Original paper

Cleome spinosa (Capparaceae): polygamodioecy and pollination by bats in urban and Caatinga areas, northeastern Brazil

Machado, Isabel; Cristina Lopes, Ariadna; Valentina Leite, Ana; Virgíniade Brito Neves, Cleci

Abstract

The mainly tropical and subtropical family Capparaceae has many species pollinated by bats and/or sphingids. Here we report data on the pollination ecology and reproductive biology of Cleome spinosa Jacq. occurring in natural populations in urban and Caatinga areas in northeastern Brazil. The species is an annual polygamodioecious herb exhibiting three floral types: pistillate, staminate and hermaphrodite flowers. Trimonoecious, andromonoecious, and pistillate individuals occur in both urban and Caatinga populations. Inflorescences produce on average 37.6 ± 6.82 (mean ± s.d.) flowers with 3.46 ± 0.91 open flowers per day. Anthesis is crepuscular. The flowers are pollinated by glossophagine (Glossophaga soricina) and phyllostomine (Phyllostomus discolor) bats. Sphingids also visit the flowers but act as nectar thieves only. Nectar production is continuous from 5:30 p.m. to 1:30-2:30 a.m. and the nectar accumulates as a drop at the base of the stamens. The total volume secreted by a flower per night is 116.9 ± 25.95 μl, with 23.38 ± 20.22 μl being produced every two hours (n=10), thus totaling five or six drops per flower/night. In that way, one inflorescence produces ca. 348 μl nectar/night, totalling 16,008 μl nectar per individual/night. Sugar concentration in the nectar is 15.56 % ± 4.75 (n=24). After removal by a pollinator, a new nectar drop takes 15-20 minutes to be formed. Pollen-ovule ratio of hermaphrodite flowers is high (1,282.6), suggesting obligatory xenogamy. However, C. spinosa is self-compatible with high fruit and seed set in all controlled pollination treatments. The flowers of C. spinosa have attributes that fit in both sphingophily and chiropterophily syndromes, and may represent an example of a sphingid-bat transition species. However, at least in the studied populations, only bats acted as pollinators, maintaining a high natural fruit and seed set.

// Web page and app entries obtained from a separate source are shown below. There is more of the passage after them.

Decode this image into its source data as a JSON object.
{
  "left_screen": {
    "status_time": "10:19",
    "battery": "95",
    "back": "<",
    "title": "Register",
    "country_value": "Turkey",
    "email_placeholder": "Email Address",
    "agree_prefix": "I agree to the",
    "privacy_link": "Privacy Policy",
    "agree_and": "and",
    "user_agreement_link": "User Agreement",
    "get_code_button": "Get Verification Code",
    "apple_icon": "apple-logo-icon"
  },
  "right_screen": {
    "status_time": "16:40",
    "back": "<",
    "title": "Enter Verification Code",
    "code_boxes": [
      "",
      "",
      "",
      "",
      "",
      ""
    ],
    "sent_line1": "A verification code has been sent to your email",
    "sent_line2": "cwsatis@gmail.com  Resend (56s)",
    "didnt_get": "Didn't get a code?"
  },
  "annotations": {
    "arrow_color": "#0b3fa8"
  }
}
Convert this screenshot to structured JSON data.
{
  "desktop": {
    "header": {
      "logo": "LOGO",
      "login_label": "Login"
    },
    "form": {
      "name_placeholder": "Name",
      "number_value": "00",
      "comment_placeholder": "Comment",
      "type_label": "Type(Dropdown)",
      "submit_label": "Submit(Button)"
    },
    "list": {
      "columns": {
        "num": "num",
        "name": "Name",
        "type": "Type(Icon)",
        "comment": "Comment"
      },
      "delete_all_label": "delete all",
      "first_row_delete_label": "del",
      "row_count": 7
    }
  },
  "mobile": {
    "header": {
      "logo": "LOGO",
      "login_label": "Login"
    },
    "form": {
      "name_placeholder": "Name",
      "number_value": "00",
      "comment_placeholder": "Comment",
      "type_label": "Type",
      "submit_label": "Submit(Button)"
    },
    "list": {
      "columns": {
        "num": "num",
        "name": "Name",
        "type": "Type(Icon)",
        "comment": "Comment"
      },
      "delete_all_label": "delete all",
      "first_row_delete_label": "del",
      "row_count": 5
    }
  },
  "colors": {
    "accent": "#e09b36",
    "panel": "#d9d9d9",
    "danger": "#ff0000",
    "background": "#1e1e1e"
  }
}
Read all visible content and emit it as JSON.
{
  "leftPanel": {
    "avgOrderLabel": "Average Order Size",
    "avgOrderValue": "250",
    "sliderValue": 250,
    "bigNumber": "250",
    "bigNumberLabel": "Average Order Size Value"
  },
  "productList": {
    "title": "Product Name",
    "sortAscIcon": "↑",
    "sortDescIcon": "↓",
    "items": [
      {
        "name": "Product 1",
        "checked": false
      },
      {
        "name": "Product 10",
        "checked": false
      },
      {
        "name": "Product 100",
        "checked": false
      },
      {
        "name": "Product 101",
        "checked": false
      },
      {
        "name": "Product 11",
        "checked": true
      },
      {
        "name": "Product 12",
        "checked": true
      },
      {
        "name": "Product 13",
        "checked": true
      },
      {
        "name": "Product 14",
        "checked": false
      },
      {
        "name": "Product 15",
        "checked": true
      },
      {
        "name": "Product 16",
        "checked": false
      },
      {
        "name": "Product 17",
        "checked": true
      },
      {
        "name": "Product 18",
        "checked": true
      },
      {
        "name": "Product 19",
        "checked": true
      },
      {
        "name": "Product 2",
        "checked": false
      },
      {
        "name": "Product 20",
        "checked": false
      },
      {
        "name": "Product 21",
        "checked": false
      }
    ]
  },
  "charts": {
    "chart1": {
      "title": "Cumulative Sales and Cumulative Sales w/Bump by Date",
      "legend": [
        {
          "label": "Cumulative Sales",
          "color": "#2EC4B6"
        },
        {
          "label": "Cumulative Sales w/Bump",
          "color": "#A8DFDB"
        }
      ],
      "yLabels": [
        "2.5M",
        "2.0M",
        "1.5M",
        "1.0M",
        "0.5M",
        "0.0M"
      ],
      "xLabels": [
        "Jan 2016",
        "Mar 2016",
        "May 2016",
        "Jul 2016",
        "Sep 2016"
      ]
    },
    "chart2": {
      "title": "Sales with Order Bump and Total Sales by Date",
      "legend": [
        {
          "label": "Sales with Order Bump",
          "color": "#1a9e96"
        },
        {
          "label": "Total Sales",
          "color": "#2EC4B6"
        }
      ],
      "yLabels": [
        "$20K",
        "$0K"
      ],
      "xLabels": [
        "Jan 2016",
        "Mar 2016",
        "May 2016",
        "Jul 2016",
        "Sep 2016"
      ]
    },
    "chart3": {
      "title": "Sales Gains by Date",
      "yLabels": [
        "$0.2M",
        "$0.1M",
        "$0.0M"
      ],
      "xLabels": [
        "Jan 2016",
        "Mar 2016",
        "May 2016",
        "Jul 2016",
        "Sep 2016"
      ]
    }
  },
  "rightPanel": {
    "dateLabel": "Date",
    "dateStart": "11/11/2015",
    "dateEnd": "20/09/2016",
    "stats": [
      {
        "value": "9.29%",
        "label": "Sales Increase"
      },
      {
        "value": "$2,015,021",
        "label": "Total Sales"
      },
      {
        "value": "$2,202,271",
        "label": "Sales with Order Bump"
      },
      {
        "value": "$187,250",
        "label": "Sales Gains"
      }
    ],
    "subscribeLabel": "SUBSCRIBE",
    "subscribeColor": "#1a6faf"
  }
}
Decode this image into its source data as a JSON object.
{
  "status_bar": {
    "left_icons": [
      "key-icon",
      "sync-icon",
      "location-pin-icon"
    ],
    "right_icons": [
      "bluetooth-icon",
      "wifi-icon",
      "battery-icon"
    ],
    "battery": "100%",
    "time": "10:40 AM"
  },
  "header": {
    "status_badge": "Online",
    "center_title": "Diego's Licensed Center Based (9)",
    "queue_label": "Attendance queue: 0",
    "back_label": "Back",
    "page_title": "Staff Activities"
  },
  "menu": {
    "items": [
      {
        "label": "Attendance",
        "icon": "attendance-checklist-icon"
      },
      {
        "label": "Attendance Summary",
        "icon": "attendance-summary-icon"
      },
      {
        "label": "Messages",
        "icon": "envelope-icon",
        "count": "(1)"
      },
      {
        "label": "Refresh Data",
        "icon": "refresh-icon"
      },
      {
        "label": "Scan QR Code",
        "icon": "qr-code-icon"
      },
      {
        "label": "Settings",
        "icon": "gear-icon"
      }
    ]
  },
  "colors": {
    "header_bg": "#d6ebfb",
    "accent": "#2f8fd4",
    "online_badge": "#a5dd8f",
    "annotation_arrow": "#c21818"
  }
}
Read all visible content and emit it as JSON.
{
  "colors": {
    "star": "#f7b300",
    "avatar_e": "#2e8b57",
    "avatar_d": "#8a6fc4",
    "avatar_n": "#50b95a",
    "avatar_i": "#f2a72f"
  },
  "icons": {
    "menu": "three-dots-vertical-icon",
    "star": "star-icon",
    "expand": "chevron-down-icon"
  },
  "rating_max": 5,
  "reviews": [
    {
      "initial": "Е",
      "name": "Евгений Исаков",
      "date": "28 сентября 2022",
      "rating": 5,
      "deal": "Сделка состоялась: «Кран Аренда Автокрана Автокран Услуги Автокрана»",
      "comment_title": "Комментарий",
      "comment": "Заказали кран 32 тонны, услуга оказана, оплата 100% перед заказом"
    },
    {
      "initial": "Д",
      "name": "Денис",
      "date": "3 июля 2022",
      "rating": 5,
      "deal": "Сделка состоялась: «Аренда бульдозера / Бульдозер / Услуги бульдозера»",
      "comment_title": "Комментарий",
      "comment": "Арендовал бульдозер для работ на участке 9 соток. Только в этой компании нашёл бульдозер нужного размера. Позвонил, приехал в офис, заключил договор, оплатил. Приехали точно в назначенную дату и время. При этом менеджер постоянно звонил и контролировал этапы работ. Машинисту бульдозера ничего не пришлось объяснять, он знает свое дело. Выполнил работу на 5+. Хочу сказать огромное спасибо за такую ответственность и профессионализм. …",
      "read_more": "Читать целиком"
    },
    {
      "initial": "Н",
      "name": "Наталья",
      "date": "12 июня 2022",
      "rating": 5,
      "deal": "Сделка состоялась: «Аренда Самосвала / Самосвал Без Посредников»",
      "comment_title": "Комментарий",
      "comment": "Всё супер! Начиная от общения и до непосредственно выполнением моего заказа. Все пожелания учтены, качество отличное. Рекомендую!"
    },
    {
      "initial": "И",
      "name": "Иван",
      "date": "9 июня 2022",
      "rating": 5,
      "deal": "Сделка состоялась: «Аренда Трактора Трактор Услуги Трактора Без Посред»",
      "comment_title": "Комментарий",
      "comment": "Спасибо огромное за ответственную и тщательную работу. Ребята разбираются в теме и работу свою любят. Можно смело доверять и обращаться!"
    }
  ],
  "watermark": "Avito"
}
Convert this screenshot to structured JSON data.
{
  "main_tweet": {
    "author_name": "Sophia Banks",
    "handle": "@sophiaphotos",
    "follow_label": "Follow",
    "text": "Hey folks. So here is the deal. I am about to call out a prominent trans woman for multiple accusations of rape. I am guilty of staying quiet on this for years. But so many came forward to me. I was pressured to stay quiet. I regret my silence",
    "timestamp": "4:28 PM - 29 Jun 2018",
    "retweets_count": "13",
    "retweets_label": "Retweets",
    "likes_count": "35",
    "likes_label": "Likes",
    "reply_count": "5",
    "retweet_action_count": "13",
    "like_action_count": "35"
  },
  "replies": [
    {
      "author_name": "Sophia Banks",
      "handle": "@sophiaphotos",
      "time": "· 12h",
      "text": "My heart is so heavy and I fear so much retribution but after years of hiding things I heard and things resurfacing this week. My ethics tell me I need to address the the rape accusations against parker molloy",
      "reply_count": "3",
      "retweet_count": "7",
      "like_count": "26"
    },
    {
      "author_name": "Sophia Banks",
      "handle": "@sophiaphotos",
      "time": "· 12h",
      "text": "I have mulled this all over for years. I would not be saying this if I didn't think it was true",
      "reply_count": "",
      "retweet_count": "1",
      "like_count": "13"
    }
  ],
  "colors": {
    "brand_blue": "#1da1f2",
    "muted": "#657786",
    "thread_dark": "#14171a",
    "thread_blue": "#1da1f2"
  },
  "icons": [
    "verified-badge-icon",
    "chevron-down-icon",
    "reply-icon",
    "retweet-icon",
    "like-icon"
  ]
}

Keywords

capparaceaecleomebat pollinationchiropterophilypolygamodioecyandromonoecyself-compatibilitynectar presentation